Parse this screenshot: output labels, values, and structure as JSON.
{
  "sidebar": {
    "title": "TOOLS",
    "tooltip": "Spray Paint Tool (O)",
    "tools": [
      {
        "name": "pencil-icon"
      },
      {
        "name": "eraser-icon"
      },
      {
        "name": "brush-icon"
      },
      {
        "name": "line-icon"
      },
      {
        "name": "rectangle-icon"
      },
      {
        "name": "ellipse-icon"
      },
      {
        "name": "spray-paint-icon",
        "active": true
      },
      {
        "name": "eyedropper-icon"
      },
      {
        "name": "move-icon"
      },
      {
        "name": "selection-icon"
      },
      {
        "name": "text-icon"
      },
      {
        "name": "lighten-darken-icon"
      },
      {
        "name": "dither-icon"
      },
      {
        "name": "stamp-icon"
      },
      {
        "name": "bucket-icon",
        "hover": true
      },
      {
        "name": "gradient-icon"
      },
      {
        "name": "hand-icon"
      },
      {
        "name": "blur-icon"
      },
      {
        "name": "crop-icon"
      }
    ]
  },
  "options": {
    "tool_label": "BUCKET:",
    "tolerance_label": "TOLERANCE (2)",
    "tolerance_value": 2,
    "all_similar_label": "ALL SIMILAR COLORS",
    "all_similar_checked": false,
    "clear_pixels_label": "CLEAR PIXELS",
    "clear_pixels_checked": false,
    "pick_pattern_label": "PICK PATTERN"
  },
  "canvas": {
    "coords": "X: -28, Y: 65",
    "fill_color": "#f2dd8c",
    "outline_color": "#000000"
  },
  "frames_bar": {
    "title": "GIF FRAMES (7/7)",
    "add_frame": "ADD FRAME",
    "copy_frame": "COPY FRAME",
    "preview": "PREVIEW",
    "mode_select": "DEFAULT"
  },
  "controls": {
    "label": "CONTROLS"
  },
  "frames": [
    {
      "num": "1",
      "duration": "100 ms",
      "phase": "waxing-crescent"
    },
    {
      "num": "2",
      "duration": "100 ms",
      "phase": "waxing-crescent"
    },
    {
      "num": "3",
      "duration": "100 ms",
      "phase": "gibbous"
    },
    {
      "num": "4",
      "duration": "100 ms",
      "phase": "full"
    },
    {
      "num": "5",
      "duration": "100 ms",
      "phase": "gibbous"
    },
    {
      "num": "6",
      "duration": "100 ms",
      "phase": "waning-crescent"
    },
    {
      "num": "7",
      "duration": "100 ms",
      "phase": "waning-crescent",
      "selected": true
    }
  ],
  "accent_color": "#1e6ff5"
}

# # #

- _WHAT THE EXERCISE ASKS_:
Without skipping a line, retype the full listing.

- _ANSWER FOR THIS EXERCISE_:
Parse this screenshot: output labels, values, and structure as JSON.
{
  "sidebar": {
    "title": "TOOLS",
    "tooltip": "Spray Paint Tool (O)",
    "tools": [
      {
        "name": "pencil-icon"
      },
      {
        "name": "eraser-icon"
      },
      {
        "name": "brush-icon"
      },
      {
        "name": "line-icon"
      },
      {
        "name": "rectangle-icon"
      },
      {
        "name": "ellipse-icon"
      },
      {
        "name": "spray-paint-icon",
        "active": true
      },
      {
        "name": "eyedropper-icon"
      },
      {
        "name": "move-icon"
      },
      {
        "name": "selection-icon"
      },
      {
        "name": "text-icon"
      },
      {
        "name": "lighten-darken-icon"
      },
      {
        "name": "dither-icon"
      },
      {
        "name": "stamp-icon"
      },
      {
        "name": "bucket-icon",
        "hover": true
      },
      {
        "name": "gradient-icon"
      },
      {
        "name": "hand-icon"
      },
      {
        "name": "blur-icon"
      },
      {
        "name": "crop-icon"
      }
    ]
  },
  "options": {
    "tool_label": "BUCKET:",
    "tolerance_label": "TOLERANCE (2)",
    "tolerance_value": 2,
    "all_similar_label": "ALL SIMILAR COLORS",
    "all_similar_checked": false,
    "clear_pixels_label": "CLEAR PIXELS",
    "clear_pixels_checked": false,
    "pick_pattern_label": "PICK PATTERN"
  },
  "canvas": {
    "coords": "X: -28, Y: 65",
    "fill_color": "#f2dd8c",
    "outline_color": "#000000"
  },
  "frames_bar": {
    "title": "GIF FRAMES (7/7)",
    "add_frame": "ADD FRAME",
    "copy_frame": "COPY FRAME",
    "preview": "PREVIEW",
    "mode_select": "DEFAULT"
  },
  "controls": {
    "label": "CONTROLS"
  },
  "frames": [
    {
      "num": "1",
      "duration": "100 ms",
      "phase": "waxing-crescent"
    },
    {
      "num": "2",
      "duration": "100 ms",
      "phase": "waxing-crescent"
    },
    {
      "num": "3",
      "duration": "100 ms",
      "phase": "gibbous"
    },
    {
      "num": "4",
      "duration": "100 ms",
      "phase": "full"
    },
    {
      "num": "5",
      "duration": "100 ms",
      "phase": "gibbous"
    },
    {
      "num": "6",
      "duration": "100 ms",
      "phase": "waning-crescent"
    },
    {
      "num": "7",
      "duration": "100 ms",
      "phase": "waning-crescent",
      "selected": true
    }
  ],
  "accent_color": "#1e6ff5"
}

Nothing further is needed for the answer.